182
views
0
recommends
+1 Recommend
0 collections
    0
    shares
      • Record: found
      • Abstract: found
      • Article: not found

      Status and ecological effects of the world's largest carnivores.

      Read this article at

      ScienceOpenPublisherPubMed
      Bookmark
          There is no author summary for this article yet. Authors can add summaries to their articles on ScienceOpen to make them more accessible to a non-specialist audience.

          Abstract

          Large carnivores face serious threats and are experiencing massive declines in their populations and geographic ranges around the world. We highlight how these threats have affected the conservation status and ecological functioning of the 31 largest mammalian carnivores on Earth. Consistent with theory, empirical studies increasingly show that large carnivores have substantial effects on the structure and function of diverse ecosystems. Significant cascading trophic interactions, mediated by their prey or sympatric mesopredators, arise when some of these carnivores are extirpated from or repatriated to ecosystems. Unexpected effects of trophic cascades on various taxa and processes include changes to bird, mammal, invertebrate, and herpetofauna abundance or richness; subsidies to scavengers; altered disease dynamics; carbon sequestration; modified stream morphology; and crop damage. Promoting tolerance and coexistence with large carnivores is a crucial societal challenge that will ultimately determine the fate of Earth's largest carnivores and all that depends upon them, including humans.

          Related collections

          Most cited references65

          • Record: found
          • Abstract: not found
          • Article: not found

          Modeling multiple ecosystem services, biodiversity conservation, commodity production, and tradeoffs at landscape scales

            Bookmark
            • Record: found
            • Abstract: found
            • Article: not found

            Multiple causes of high extinction risk in large mammal species.

            Many large animal species have a high risk of extinction. This is usually thought to result simply from the way that species traits associated with vulnerability, such as low reproductive rates, scale with body size. In a broad-scale analysis of extinction risk in mammals, we find two additional patterns in the size selectivity of extinction risk. First, impacts of both intrinsic and environmental factors increase sharply above a threshold body mass around 3 kilograms. Second, whereas extinction risk in smaller species is driven by environmental factors, in larger species it is driven by a combination of environmental factors and intrinsic traits. Thus, the disadvantages of large size are greater than generally recognized, and future loss of large mammal biodiversity could be far more rapid than expected.
              Bookmark
              • Record: found
              • Abstract: found
              • Article: not found

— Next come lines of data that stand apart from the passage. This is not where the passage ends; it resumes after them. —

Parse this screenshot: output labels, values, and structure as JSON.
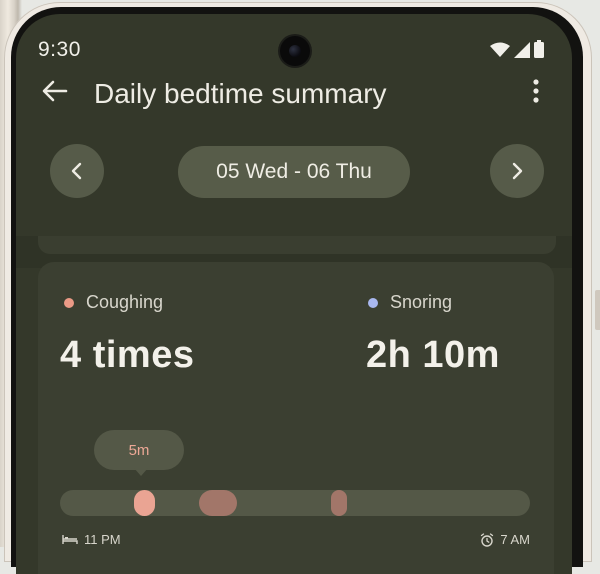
{
  "status_bar": {
    "time": "9:30",
    "icons": [
      "wifi-icon",
      "cell-signal-icon",
      "battery-icon"
    ]
  },
  "app_bar": {
    "title": "Daily bedtime summary",
    "back_icon": "arrow-back-icon",
    "menu_icon": "more-vert-icon"
  },
  "date_nav": {
    "range": "05 Wed - 06 Thu",
    "prev_icon": "chevron-left-icon",
    "next_icon": "chevron-right-icon"
  },
  "metrics": {
    "coughing": {
      "label": "Coughing",
      "value": "4 times",
      "color": "#eb9a86"
    },
    "snoring": {
      "label": "Snoring",
      "value": "2h 10m",
      "color": "#a9b8ef"
    }
  },
  "timeline": {
    "tooltip": "5m",
    "start": "11 PM",
    "end": "7 AM",
    "start_icon": "bed-icon",
    "end_icon": "alarm-icon",
    "events": [
      {
        "start_fraction": 0.157,
        "end_fraction": 0.202,
        "color": "#eaa493"
      },
      {
        "start_fraction": 0.296,
        "end_fraction": 0.376,
        "color": "#a27669"
      },
      {
        "start_fraction": 0.577,
        "end_fraction": 0.611,
        "color": "#a27669"
      }
    ]
  },
  "colors": {
    "screen_background": "#34382a",
    "card_background": "#3b3f31",
    "control_background": "#575c49",
    "text_primary": "#eeece4"
  }
}
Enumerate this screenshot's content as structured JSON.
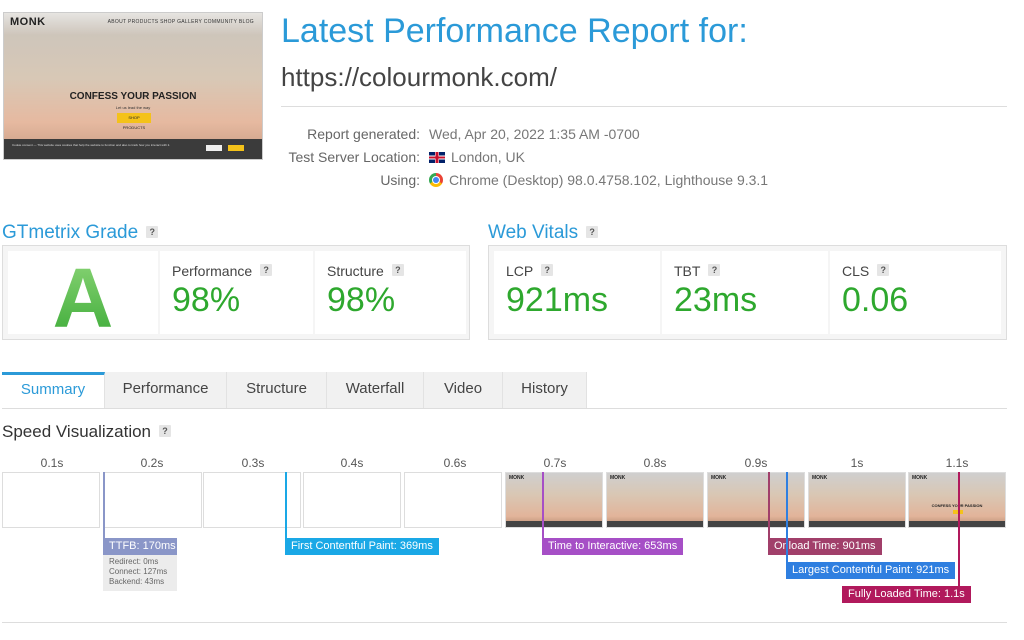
{
  "thumbnail": {
    "logo": "MONK",
    "menu": "ABOUT  PRODUCTS  SHOP  GALLERY  COMMUNITY  BLOG",
    "headline": "CONFESS YOUR PASSION",
    "subline": "Let us lead the way",
    "cta": "SHOP PRODUCTS",
    "cookie_text": "Cookie consent — This website uses cookies that help the website to function and also to track how you interact with it."
  },
  "report": {
    "title": "Latest Performance Report for:",
    "url": "https://colourmonk.com/",
    "meta": [
      {
        "label": "Report generated:",
        "value": "Wed, Apr 20, 2022 1:35 AM -0700",
        "icon": ""
      },
      {
        "label": "Test Server Location:",
        "value": "London, UK",
        "icon": "uk-flag-icon"
      },
      {
        "label": "Using:",
        "value": "Chrome (Desktop) 98.0.4758.102, Lighthouse 9.3.1",
        "icon": "chrome-icon"
      }
    ]
  },
  "grade": {
    "heading": "GTmetrix Grade",
    "help": "?",
    "letter": "A",
    "performance_label": "Performance",
    "performance_value": "98%",
    "structure_label": "Structure",
    "structure_value": "98%"
  },
  "vitals": {
    "heading": "Web Vitals",
    "help": "?",
    "items": [
      {
        "label": "LCP",
        "value": "921ms"
      },
      {
        "label": "TBT",
        "value": "23ms"
      },
      {
        "label": "CLS",
        "value": "0.06"
      }
    ]
  },
  "tabs": [
    "Summary",
    "Performance",
    "Structure",
    "Waterfall",
    "Video",
    "History"
  ],
  "active_tab": "Summary",
  "speed": {
    "heading": "Speed Visualization",
    "help": "?",
    "ticks": [
      "0.1s",
      "0.2s",
      "0.3s",
      "0.4s",
      "0.6s",
      "0.7s",
      "0.8s",
      "0.9s",
      "1s",
      "1.1s"
    ],
    "frames_loaded_from": 5,
    "markers": [
      {
        "label": "TTFB: 170ms",
        "color": "#8a96c8"
      },
      {
        "label": "First Contentful Paint: 369ms",
        "color": "#1aa8e6"
      },
      {
        "label": "Time to Interactive: 653ms",
        "color": "#a64fc6"
      },
      {
        "label": "Onload Time: 901ms",
        "color": "#a13f6a"
      },
      {
        "label": "Largest Contentful Paint: 921ms",
        "color": "#2f7fe0"
      },
      {
        "label": "Fully Loaded Time: 1.1s",
        "color": "#b1195c"
      }
    ],
    "ttfb_breakdown": [
      "Redirect: 0ms",
      "Connect: 127ms",
      "Backend: 43ms"
    ]
  },
  "colors": {
    "accent": "#2b9ad8",
    "good": "#2ea82e"
  }
}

              Predator interactions, mesopredator release and biodiversity conservation.

              There is growing recognition of the important roles played by predators in regulating ecosystems and sustaining biodiversity. Much attention has focused on the consequences of predator-regulation of herbivore populations, and associated trophic cascades. However apex predators may also control smaller 'mesopredators' through intraguild interactions. Removal of apex predators can result in changes to intraguild interactions and outbreaks of mesopredators ('mesopredator release'), leading in turn to increased predation on smaller prey. Here we provide a review and synthesis of studies of predator interactions, mesopredator release and their impacts on biodiversity. Mesopredator suppression by apex predators is widespread geographically and taxonomically. Apex predators suppress mesopredators both by killing them, or instilling fear, which motivates changes in behaviour and habitat use that limit mesopredator distribution and abundance. Changes in the abundance of apex predators may have disproportionate (up to fourfold) effects on mesopredator abundance. Outcomes of interactions between predators may however vary with resource availability, habitat complexity and the complexity of predator communities. There is potential for the restoration of apex predators to have benefits for biodiversity conservation through moderation of the impacts of mesopredators on their prey, but this requires a whole-ecosystem view to avoid unforeseen negative effects. 'Nothing has changed since I began. My eye has permitted no change. I am going to keep things like this.' From 'Hawk Roosting', by Ted Hughes.
                Bookmark

                Author and article information

                Journal
                Science
                Science (New York, N.Y.)
                American Association for the Advancement of Science (AAAS)
                1095-9203
                0036-8075
                Jan 10 2014
                : 343
                : 6167
                Affiliations
                [1 ] Trophic Cascades Program, Department of Forest Ecosystems and Society, Oregon State University, Corvallis, OR 97331, USA.
                Article
                343/6167/1241484
                10.1126/science.1241484
                24408439
                595421cc-1e84-4c06-9f81-f0bfd724fb35
                History

                Comments

                Comment on this article